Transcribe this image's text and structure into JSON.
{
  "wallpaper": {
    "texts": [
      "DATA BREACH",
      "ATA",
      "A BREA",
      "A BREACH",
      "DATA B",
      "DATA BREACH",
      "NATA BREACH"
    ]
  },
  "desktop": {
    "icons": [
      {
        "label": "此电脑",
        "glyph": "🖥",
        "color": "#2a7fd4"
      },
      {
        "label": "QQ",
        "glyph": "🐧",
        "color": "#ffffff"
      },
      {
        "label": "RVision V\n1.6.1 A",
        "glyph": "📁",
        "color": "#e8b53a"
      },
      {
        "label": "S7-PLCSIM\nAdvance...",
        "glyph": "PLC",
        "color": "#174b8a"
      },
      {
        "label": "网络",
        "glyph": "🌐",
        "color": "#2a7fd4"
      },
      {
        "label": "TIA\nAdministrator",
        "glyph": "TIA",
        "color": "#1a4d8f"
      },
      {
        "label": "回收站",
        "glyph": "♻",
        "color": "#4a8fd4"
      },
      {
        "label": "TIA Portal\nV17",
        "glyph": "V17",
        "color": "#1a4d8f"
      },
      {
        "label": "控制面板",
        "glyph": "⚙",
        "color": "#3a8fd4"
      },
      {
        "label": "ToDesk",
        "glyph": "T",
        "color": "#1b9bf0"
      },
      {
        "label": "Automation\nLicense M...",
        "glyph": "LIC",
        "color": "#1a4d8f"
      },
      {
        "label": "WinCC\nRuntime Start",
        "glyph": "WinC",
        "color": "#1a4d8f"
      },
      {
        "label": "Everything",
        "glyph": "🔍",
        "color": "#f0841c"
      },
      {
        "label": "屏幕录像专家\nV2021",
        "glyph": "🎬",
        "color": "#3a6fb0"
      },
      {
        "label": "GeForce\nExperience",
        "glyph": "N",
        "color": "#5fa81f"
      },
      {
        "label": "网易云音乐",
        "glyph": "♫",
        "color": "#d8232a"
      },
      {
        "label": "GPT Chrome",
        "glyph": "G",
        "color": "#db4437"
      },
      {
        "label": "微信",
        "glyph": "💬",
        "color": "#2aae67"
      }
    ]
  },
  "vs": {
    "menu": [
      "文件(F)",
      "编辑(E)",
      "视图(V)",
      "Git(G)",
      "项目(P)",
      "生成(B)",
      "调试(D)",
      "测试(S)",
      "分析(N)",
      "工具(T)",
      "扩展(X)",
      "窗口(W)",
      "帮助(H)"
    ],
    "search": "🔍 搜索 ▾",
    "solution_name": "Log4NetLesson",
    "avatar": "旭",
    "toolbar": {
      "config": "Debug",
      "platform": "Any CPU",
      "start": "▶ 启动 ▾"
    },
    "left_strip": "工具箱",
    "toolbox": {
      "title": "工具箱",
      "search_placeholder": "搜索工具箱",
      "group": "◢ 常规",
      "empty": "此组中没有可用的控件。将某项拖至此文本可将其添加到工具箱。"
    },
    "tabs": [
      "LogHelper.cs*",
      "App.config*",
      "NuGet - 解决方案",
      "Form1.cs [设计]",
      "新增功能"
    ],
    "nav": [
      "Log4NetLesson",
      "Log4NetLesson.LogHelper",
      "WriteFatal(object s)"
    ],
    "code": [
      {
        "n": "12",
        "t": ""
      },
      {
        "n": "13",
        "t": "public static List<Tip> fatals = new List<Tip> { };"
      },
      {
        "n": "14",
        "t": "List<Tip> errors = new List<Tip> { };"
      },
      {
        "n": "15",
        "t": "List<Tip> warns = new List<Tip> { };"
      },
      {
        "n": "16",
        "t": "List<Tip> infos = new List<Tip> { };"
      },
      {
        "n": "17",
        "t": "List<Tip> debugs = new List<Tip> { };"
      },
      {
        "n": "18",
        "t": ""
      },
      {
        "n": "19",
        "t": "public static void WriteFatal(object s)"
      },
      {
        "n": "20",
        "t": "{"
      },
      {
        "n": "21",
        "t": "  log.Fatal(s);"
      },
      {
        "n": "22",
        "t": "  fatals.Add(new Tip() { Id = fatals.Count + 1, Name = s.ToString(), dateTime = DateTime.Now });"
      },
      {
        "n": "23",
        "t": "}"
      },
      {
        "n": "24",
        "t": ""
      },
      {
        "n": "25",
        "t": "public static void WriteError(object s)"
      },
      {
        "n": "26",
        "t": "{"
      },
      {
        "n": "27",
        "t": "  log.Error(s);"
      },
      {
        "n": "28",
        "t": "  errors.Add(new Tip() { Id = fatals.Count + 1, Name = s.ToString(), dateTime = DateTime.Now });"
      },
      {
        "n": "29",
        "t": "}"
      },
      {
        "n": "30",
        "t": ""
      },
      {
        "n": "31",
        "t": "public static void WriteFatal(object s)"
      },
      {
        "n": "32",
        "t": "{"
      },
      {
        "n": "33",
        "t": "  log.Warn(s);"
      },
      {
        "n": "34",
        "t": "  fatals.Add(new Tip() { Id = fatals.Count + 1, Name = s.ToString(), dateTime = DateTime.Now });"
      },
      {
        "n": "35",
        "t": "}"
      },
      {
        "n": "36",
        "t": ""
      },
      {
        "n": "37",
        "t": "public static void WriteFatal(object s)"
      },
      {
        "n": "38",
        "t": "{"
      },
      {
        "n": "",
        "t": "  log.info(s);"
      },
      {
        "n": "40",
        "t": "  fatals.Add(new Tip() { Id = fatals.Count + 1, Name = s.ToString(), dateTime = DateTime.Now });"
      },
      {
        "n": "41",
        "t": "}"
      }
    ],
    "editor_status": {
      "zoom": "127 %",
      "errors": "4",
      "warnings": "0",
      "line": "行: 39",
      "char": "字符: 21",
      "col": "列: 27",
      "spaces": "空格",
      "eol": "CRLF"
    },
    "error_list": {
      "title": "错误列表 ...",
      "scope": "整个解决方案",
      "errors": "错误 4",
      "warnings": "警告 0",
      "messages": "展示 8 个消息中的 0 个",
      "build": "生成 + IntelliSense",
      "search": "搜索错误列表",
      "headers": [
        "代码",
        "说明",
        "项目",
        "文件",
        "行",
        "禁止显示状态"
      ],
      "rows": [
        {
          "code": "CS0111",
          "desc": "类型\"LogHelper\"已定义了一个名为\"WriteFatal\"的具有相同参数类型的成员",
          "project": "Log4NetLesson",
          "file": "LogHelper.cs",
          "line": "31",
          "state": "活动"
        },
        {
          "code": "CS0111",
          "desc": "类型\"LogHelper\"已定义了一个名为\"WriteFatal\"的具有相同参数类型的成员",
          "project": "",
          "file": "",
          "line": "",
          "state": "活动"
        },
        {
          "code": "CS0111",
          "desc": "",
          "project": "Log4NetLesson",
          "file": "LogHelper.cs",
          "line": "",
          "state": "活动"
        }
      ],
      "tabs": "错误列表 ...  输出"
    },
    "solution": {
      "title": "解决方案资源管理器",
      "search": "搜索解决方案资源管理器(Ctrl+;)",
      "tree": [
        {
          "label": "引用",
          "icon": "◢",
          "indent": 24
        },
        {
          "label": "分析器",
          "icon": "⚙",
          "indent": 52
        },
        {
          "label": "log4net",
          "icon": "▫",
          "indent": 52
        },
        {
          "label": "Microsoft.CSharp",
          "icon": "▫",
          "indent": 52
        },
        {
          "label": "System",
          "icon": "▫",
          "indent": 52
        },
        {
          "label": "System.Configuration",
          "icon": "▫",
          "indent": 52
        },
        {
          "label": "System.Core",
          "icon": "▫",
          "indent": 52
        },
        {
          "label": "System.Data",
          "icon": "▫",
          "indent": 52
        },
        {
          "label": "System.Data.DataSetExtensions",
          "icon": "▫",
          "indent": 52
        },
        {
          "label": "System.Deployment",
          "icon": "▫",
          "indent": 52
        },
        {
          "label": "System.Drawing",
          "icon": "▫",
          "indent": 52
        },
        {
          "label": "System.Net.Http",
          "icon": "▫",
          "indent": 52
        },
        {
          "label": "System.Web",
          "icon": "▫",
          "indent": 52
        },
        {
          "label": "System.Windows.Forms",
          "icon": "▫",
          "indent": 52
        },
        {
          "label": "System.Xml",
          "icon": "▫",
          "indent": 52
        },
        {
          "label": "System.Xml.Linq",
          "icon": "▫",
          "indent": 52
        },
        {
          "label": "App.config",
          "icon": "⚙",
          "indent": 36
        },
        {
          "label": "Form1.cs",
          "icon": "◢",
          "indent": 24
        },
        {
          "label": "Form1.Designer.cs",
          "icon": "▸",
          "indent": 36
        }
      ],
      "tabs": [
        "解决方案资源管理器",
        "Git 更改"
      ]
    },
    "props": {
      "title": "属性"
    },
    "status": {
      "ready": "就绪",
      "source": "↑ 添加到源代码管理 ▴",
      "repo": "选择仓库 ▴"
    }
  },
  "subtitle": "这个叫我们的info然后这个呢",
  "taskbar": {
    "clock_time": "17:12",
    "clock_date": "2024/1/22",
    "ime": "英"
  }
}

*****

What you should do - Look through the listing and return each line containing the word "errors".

Task output -
        "t": "List<Tip> errors = new List<Tip> { };"
        "t": "  errors.Add(new Tip() { Id = fatals.Count + 1, Name = s.ToString(), dateTime = DateTime.Now });"
      "errors": "4",
      "errors": "错误 4",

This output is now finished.